Hockey Canada introduced mandatory diversity and inclusion training for its athletes and staff, with an eye towards its commitment to making a difference in Canada’s game
More than a week later, there’s one singular sentence that sticks with
“Diversity is who’s on the team, but inclusion is who gets to play.”
The National Women’s Team forward was one of close to 500 athletes and
staff involved with Canada’s national teams – men’s, women’s and para
hockey – who took part in mandatory diversity and inclusion training last
Hockey Canada remains committed to continuing to listen and learn, and
being open to change in an effort to take action around diversity. The
seminars are an early step in that commitment.
Discussions on diversity and inclusion had actually been going on for more
than a year, championed by Denise Pattyn, Hockey Canada’s director of human
resources. As the world changed in the last few months, the conversations
“We had an opportunity in early June to just continue to have that
discussion and talk about what the next steps in her plan were,” says Scott
Salmond, senior vice-president of national teams with Hockey Canada. “And
then it came to light that with some other things that were happening in
our game and around our game and in the world, that we were really
short-sighted in not providing an opportunity and taking advantage, quite
honestly, of the time that we have right now with our athletes virtually to
have an impact.”
Salmond and Pattyn did their research and found Tina Varughese, who has
worked extensively with the Province of Alberta’s immigration office and is
the president of t Works Inc., which that specializes in
cross-cultural communication and work-life balance seminars, and provides
customized cultural diversity training.
“She understands the game and she had a really great way of communicating

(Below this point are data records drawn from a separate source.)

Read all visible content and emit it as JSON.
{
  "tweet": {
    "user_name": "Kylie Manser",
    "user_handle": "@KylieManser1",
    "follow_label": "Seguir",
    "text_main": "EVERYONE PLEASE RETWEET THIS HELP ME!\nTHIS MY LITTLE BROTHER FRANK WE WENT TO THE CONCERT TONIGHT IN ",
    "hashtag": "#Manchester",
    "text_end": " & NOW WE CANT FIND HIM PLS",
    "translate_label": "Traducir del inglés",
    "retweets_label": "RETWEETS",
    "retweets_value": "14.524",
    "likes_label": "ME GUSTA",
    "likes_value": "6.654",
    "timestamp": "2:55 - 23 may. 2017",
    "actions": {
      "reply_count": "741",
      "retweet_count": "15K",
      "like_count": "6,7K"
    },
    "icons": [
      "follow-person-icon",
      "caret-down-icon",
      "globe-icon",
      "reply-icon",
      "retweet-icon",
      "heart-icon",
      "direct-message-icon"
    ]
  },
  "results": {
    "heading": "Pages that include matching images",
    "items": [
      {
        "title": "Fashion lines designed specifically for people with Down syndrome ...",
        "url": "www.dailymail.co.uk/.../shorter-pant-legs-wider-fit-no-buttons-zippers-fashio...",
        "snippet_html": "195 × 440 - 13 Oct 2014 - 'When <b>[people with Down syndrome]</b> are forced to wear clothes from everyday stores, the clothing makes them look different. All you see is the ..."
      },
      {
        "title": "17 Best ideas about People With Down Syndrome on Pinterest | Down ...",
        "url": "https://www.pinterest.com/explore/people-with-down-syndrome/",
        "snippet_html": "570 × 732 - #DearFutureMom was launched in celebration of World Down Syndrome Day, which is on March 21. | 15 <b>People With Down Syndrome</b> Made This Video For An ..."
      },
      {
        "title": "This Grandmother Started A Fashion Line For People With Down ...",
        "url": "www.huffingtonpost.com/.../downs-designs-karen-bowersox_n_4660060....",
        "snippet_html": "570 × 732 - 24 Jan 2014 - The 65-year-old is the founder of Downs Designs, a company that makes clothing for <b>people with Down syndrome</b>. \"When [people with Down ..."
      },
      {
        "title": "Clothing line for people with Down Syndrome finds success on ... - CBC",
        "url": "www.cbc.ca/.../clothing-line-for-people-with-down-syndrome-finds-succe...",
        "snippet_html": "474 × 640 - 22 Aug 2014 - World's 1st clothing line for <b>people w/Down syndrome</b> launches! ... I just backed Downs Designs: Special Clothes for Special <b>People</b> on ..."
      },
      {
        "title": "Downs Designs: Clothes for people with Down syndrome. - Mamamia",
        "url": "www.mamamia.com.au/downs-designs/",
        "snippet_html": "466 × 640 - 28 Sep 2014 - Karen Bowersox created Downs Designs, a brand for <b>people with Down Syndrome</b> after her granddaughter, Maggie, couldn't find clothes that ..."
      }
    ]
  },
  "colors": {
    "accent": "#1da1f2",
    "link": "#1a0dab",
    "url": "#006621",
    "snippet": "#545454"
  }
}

her message to the athletes,” Salmond says.
Varughese focused her seminars on the idea of unconscious bias – underlying
attitudes and stereotypes that people attribute to another person or group
of people that affect how they understand and engage with others.
“I think the majority of us, if not everyone, feels like they don’t have
bias towards people. They don’t discriminate,” Salmond says. “But when you
start to understand what an unconscious bias is and the language that you
maybe use in the conversations that you have with other people, you realize
that in some ways, without even meaning it, maybe you’ve created that bias
or maybe you have that bias.”
For her part, Varughese was thrilled with the response she received from
the athletes and staff.
“They were very keen to be an agent of change … this was incredibly
inspiring for me because they are all athletes and in positions of
influence,” she said in an interview last week with the Toronto Star.
“I felt they were much more transparent and honest about not only
recognizing that they either had unconscious bias or didn’t even know what
it was, but they were also very transparent in understanding what other
people might go through.”
So what comes next? How does Hockey Canada ensure this is a conversation
that continues internally, and also reaches outside the organization to the
greater hockey community?
“We’ve done the virtual part, [so] next time that we have players together,
we workshop,” Salmond says. “Talk about what we want the environment to
look like, what the athletes want it to look like. I think it’s one thing
to have a policy or an expectation and to present that or write that
somewhere. It’s more powerful if the athletes are behind it and they have
an opportunity to create it.
“It’s really a responsibility that we have as a national sport organization
and an opportunity that we have with our athletes and our staff to have an
impact at the national level. And hopefully that impact finds its way to
club teams and into communities across Canada.”